PB: And do you guys use synths too, or is that all just from the bass?

JS: Oh yeah, everything recorded is all bass.

PB: Really?

JS: Yeah, it’s kind of like a limitation too because some stuff that you wanna do doesn’t really, doesn’t translate through like the pedals and all the stuff. So it’s kind of like figuring out how to do it, like … kind of running a marathon on one leg, you know? Our sound is different, you know what I mean? We just try to be minimal with our sound.

PB: Yeah, and does that change the way you play live?

JS: Naw. I mean, every sound that’s on that we use live.

PB: That’s awesome. And you guys do another interesting thing: You use the talk box, which you don’t see as often these days. When did you start picking that up?

JS: You know, I was always a big fan of this guy Roger Troutman in the ’80s. He was in that band Zapp. He’s like — people say Peter Frampton. See, I was always a Roger Troutman guy. He did like ‘California Love,’ he did ‘Computer Love.’ Everybody thinks that was a vocoder, but it was really a talk box, so I was always trying to figure out that sound — what that was. And then when I found out that was a talk box, I tried to do it on a keyboard, but I’m not that good at piano, so then I was like, ‘Oh let me try it on the bass,’ and then after that it actually kind of made sense. So I’ve been kind of messing with that probably for about the past four years or something. I’m pretty much trying to copy Roger Troutman, essentially.

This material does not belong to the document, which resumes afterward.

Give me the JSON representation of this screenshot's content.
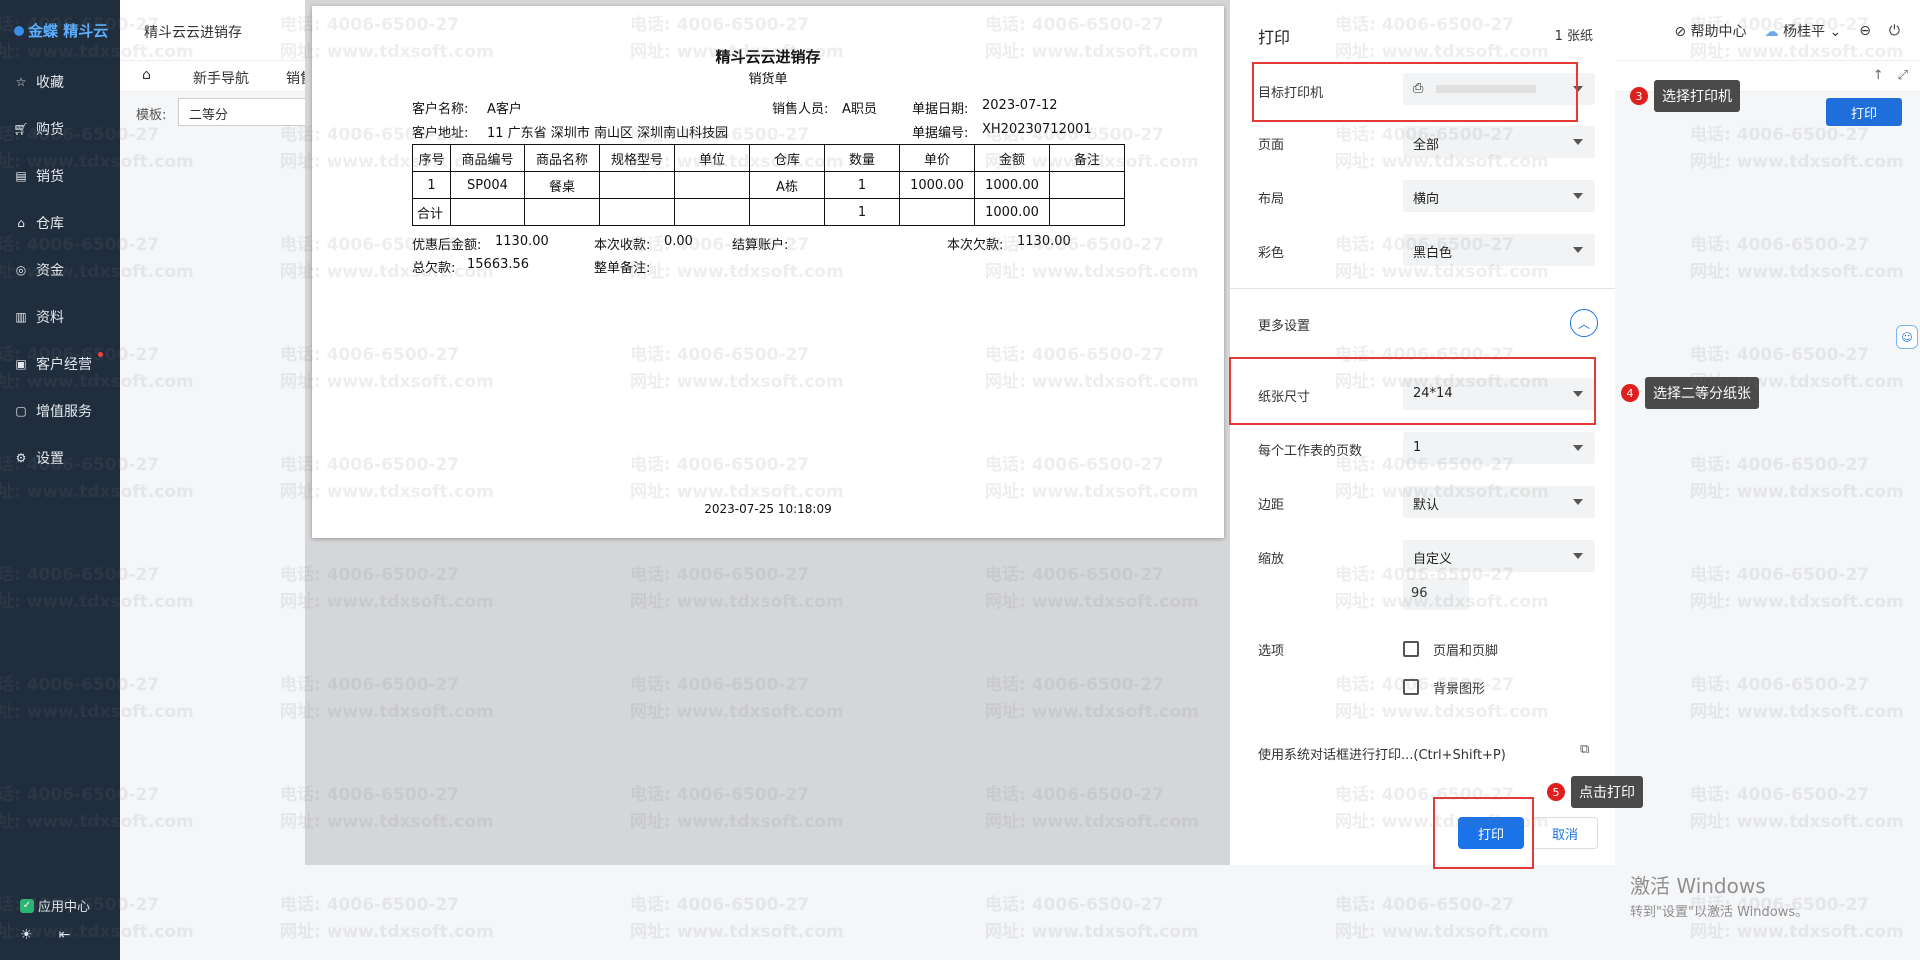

PB: That’s still sick — it’s still an original sound.

JS: Oh yeah, no doubt. It’s a minimal thing ’cause if I’m using a talk box, then I can’t play anything. So then it’s like, just bass and drums. So it’s more of a minimal style. But we’re just trying to get a different sound, you know?

PB: Yeah, definitely. So how’d you guys get together?

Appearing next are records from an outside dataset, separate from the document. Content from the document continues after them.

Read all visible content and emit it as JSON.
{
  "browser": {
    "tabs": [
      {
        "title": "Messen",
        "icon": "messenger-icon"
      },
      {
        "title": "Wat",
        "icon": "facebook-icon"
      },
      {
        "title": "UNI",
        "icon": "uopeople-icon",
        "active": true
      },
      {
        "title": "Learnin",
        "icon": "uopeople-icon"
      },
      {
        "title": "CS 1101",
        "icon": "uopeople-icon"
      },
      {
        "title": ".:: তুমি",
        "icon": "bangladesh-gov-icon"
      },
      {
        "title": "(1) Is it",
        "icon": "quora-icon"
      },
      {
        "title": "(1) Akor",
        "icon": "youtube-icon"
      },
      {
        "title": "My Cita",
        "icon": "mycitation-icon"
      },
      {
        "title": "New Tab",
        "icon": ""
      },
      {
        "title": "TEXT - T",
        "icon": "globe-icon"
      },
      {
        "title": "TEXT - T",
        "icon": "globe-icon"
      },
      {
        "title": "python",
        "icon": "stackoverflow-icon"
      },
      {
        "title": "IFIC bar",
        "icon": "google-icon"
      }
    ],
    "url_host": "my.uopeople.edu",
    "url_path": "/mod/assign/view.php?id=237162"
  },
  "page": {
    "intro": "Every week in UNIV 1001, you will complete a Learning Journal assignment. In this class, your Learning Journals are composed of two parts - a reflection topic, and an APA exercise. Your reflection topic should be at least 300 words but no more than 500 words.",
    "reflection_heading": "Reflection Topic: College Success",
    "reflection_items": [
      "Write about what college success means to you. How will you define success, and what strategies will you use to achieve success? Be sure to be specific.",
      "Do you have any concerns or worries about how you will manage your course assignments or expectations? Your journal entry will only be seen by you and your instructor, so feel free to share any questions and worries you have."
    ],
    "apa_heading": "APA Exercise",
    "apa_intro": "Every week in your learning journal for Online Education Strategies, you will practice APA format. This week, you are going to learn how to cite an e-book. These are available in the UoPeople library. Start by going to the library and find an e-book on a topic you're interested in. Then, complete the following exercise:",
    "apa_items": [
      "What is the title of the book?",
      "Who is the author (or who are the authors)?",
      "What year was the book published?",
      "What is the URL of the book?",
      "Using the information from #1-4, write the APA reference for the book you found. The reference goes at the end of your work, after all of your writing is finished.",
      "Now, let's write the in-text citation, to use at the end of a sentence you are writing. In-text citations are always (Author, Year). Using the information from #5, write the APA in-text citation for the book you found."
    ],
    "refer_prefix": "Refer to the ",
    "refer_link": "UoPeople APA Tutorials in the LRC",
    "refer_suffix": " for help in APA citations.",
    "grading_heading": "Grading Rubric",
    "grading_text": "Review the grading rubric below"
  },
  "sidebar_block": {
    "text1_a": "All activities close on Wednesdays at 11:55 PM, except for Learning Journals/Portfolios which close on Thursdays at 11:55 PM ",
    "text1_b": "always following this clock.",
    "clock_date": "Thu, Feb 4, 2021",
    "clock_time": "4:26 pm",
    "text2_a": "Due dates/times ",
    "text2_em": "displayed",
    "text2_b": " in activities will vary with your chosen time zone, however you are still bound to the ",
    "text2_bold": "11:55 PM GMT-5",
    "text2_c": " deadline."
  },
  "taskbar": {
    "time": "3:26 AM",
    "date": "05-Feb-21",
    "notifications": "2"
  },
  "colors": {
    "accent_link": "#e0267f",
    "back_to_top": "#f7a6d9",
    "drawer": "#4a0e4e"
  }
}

JS: Well Mikey, me and him went to high school together. He’s the only bass player that I know. ‘Cause I have a hard time handing the bass off honestly. But Mike is really good, and I know him. You know, he knows what’s up. So, I’ve known Mikey forever, and Chris, I met him probably about four years ago from the band — it was a horn metal band called SaU. Anyway, he kind of came in and we were doing some stuff with that on the side and then I was like, ‘Hey, well I’m doing this band,’ so, you know, it was kind of cool.

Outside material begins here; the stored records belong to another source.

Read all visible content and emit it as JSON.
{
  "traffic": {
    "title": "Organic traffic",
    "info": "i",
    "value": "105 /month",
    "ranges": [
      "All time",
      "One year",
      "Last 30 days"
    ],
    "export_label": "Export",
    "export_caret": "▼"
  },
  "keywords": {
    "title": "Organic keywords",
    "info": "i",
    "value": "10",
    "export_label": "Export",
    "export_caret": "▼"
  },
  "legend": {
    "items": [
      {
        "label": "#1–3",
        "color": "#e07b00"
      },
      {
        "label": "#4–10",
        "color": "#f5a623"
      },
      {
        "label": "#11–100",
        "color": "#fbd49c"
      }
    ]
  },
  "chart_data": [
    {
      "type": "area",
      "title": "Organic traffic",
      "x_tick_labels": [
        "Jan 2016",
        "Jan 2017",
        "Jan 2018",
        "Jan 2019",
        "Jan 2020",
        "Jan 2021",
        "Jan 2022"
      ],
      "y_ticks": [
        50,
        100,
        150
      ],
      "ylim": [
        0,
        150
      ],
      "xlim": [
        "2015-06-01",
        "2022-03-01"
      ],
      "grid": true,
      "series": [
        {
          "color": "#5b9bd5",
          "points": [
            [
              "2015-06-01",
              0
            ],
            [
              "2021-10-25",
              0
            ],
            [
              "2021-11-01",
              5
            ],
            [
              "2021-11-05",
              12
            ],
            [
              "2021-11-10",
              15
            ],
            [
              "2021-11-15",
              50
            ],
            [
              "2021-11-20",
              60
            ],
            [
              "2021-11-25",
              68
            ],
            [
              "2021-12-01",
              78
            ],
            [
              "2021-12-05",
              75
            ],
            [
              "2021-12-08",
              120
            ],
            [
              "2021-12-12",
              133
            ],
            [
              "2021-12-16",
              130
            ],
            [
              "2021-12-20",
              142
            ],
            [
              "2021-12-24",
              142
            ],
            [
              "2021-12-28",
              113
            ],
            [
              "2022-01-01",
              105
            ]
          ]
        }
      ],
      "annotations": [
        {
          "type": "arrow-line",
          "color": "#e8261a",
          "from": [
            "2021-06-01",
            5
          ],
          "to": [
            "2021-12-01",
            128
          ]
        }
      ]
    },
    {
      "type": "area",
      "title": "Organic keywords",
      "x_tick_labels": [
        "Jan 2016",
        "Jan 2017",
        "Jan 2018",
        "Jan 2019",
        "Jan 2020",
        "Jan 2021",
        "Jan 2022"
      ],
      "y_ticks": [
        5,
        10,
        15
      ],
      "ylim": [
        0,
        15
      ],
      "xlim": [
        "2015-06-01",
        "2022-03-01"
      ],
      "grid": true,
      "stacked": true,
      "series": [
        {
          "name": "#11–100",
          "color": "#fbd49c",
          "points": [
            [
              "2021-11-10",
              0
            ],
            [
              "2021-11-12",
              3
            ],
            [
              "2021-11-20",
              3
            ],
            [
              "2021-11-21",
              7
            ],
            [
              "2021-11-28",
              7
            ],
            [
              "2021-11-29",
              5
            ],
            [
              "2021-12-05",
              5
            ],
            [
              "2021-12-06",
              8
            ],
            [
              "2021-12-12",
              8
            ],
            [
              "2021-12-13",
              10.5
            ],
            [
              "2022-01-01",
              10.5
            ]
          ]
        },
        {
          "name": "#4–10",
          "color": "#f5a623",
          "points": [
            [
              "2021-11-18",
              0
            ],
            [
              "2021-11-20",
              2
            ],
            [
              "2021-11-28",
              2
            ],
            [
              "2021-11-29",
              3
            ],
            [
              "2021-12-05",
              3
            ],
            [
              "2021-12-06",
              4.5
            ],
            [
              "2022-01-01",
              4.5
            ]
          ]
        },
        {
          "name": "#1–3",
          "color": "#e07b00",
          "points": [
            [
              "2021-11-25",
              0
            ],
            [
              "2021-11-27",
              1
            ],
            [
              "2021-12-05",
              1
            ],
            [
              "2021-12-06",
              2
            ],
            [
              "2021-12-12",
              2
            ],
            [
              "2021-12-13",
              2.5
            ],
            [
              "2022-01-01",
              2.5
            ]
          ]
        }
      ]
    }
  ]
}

But like I said, it was a little frantic ’cause I was so busy with Jack’s, I was never really around. You know, we would just kind of get up and practice and then go play some shows. We played with a lot of bands that I met on tour with Jack’s, like the Audition and Valencia and bands like that.

We’ve been playing shows the whole time. We just haven’t really toured, toured more than like a week.

PB: What would you say is your biggest challenge as a band so far?

JS: To me, I’ve always felt this way about music in general, is that the music is the fun part and the easy part. It’s just everything else. You know, it’s just behind-the-scenes music bullshit. It’s just a lot of politics, man, you know what I’m saying? It’s like, it’s just all who you know, and I know a lot of people and stuff, but still. You just gotta get up there, man, and wade through the cheese, you know?

But once you actually get that money out of your playing, and you got through all the rest of the bullshit, then, even with Jack’s, that’s what I always liked about it, playing. The rest of the day is just boring, kind of hassled, doing this, doing that. But you know, when you’re up there playing, man, it’s always worth it.